*Task objective*
Every line of the material below in which "name" shows up is to be located and copied.

*Material supplied*
⁂

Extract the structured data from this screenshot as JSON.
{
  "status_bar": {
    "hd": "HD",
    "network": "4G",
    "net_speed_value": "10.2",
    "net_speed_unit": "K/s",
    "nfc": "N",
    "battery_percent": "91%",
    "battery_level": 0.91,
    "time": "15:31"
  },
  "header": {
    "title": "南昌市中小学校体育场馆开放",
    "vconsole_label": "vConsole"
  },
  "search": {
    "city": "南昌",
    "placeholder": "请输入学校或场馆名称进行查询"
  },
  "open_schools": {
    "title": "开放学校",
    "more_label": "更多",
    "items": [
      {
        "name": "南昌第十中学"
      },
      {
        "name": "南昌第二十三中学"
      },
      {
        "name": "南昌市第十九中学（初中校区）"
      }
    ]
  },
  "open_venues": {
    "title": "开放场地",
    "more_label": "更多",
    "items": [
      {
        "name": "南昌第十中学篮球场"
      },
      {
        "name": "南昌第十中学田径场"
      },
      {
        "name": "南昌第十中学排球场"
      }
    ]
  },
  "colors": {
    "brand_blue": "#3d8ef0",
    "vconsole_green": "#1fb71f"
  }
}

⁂

*Answer below*
        "name": "南昌第十中学"
        "name": "南昌第二十三中学"
        "name": "南昌市第十九中学（初中校区）"
        "name": "南昌第十中学篮球场"
        "name": "南昌第十中学田径场"
        "name": "南昌第十中学排球场"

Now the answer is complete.